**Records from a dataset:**
= = =

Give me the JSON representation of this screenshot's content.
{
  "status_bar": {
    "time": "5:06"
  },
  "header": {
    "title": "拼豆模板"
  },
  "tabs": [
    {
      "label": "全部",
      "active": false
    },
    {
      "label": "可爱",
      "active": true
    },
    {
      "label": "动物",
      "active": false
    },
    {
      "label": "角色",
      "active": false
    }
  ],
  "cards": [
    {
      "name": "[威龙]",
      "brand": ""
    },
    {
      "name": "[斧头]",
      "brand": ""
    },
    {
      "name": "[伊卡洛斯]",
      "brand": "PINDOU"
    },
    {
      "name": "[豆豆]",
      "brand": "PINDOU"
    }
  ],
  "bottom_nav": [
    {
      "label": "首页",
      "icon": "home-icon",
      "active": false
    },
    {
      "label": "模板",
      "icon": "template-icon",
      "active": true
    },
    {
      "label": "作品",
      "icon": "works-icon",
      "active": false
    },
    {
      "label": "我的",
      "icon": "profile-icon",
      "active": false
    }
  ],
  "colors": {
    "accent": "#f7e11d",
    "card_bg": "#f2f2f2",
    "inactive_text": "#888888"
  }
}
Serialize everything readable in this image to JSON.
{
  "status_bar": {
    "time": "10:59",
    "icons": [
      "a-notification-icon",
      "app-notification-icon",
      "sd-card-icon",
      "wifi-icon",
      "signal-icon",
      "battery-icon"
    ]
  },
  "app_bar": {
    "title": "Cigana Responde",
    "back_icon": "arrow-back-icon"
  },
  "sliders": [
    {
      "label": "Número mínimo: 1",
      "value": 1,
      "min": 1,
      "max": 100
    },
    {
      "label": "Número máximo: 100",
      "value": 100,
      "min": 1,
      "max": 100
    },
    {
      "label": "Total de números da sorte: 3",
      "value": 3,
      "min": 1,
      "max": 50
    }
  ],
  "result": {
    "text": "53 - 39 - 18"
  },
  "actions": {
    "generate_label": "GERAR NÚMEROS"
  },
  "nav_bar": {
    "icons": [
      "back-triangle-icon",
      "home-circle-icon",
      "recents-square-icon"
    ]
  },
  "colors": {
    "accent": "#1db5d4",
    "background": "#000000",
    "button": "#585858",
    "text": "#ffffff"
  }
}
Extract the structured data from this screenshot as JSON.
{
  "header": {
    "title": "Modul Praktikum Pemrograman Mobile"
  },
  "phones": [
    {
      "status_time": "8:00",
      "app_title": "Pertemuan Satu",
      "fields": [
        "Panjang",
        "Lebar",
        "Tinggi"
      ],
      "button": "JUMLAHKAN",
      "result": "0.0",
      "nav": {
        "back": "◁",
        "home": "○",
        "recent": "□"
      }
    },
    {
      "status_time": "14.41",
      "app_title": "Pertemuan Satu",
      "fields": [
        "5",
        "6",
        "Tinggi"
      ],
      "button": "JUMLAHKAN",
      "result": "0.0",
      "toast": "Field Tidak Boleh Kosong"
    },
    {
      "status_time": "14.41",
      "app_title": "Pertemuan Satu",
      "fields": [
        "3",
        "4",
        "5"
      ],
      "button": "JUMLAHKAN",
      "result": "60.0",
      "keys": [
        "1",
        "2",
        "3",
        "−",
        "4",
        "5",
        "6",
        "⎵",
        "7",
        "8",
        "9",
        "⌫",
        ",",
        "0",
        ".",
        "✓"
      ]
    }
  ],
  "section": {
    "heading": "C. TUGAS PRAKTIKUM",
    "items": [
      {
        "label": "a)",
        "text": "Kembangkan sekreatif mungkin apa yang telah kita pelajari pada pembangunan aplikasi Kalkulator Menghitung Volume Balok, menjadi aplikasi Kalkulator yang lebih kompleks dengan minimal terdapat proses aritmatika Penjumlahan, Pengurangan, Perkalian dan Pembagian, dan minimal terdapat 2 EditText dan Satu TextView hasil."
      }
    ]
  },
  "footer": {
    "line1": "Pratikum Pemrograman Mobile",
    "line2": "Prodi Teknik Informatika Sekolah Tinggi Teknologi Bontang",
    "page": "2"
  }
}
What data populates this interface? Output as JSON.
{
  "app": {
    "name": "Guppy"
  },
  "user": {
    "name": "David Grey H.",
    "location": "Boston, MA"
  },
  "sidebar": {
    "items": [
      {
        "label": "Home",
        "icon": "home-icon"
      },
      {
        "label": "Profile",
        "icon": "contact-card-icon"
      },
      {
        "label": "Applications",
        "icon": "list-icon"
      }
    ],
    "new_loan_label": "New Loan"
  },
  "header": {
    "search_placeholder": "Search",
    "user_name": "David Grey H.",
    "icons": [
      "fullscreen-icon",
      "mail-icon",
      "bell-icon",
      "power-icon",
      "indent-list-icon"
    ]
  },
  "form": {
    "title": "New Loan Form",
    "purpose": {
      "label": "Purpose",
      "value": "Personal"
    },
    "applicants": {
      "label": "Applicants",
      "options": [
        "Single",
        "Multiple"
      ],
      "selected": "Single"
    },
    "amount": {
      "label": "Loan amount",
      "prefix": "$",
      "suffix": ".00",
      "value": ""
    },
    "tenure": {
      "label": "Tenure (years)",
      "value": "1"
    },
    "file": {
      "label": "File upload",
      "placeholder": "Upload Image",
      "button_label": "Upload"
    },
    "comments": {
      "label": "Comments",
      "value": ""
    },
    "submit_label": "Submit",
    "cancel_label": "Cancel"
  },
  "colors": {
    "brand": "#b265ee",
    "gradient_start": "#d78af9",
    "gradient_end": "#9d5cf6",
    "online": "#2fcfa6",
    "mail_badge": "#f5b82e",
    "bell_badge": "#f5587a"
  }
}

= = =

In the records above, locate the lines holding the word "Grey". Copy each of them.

**Written reply:**
    "name": "David Grey H.",
    "user_name": "David Grey H.",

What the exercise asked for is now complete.